It should be noted that the 'Public Use' microdata files differ in a number of important respects from the survey 'master' files held by Statistics Canada. These differences are the result of actions taken to protect the anonymity of individual survey respondents. Confidentiality is ensured by suppressing and collapsing variables that may be used to identify individuals.
Revisions and seasonal adjustment
This methodology type does not apply to this survey.
While considerable effort is made to ensure high standards throughout all stages of collection and processing, the resulting estimates are inevitably subject to a certain degree of error. These errors can be broken down into two major types: non-sampling and sampling.
Non-response is an important source of non-sampling error. The household response rate for the Residential Telephone Service Survey, December 2006 was 90.2%.
The basis for measuring the potential size of sampling errors is the standard error of the estimates derived from survey results. Because of the large variety of estimates that can be produced from a survey, the standard error of an estimate is usually expressed relative to the estimate to which it pertains.
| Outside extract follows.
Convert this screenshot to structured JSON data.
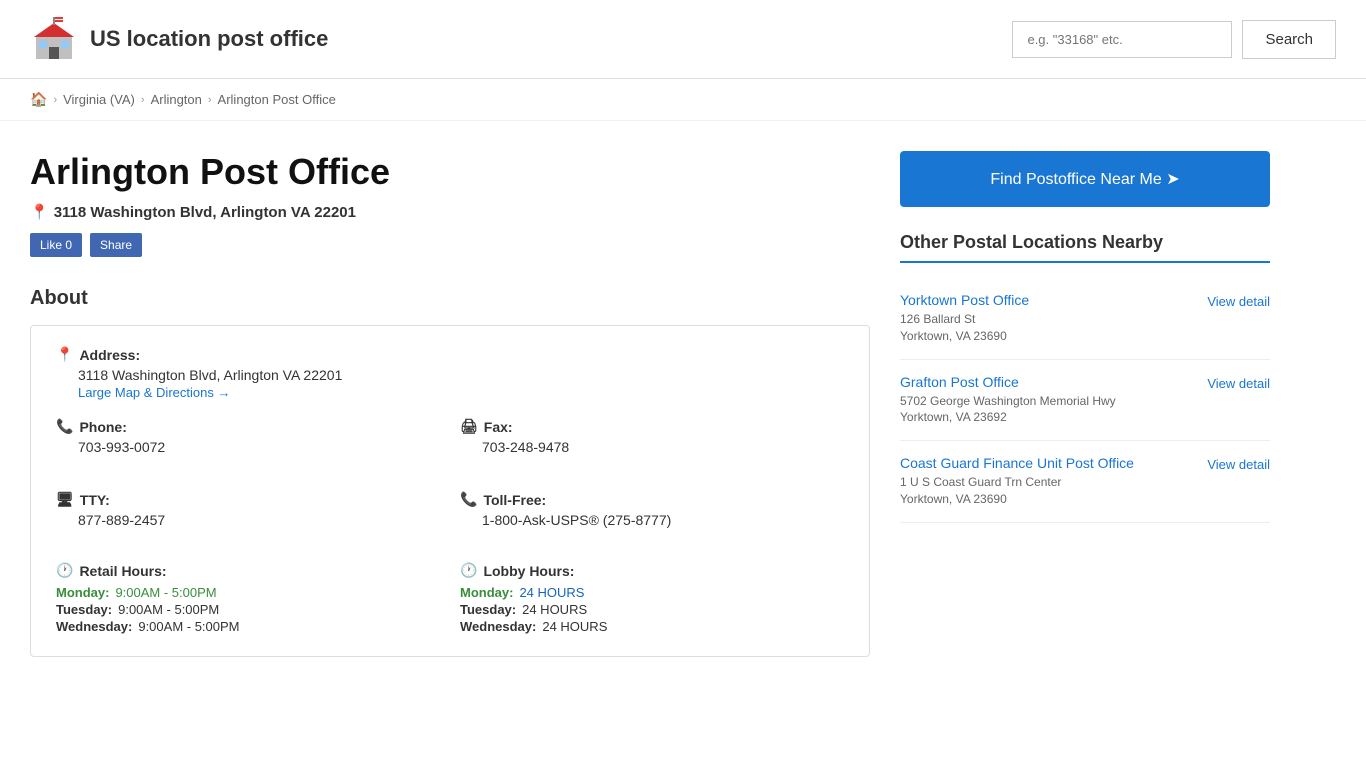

This resulting measure, known as the coefficient of variation (CV) of an estimate, is obtained by dividing the standard error of the estimate by the estimate itself and is expressed as a percentage of the estimate.
The coefficients of variation for the main estimates at the Canada level expressed as a percentage are as follows:
One or more telephone numbers: 0.1%
No phone: 5.9%
No land-line phone service: 2.3%
Cannot afford land-line phone service: 5.1%
Penetration rate: 0.1%
No phone: 5.9%
Cannot afford land-line phone service: 4.5%
Please refer to the Microdata User Guide for detailed information.
- Residential Telephone Service Survey - Microdata User Guide (December 2006)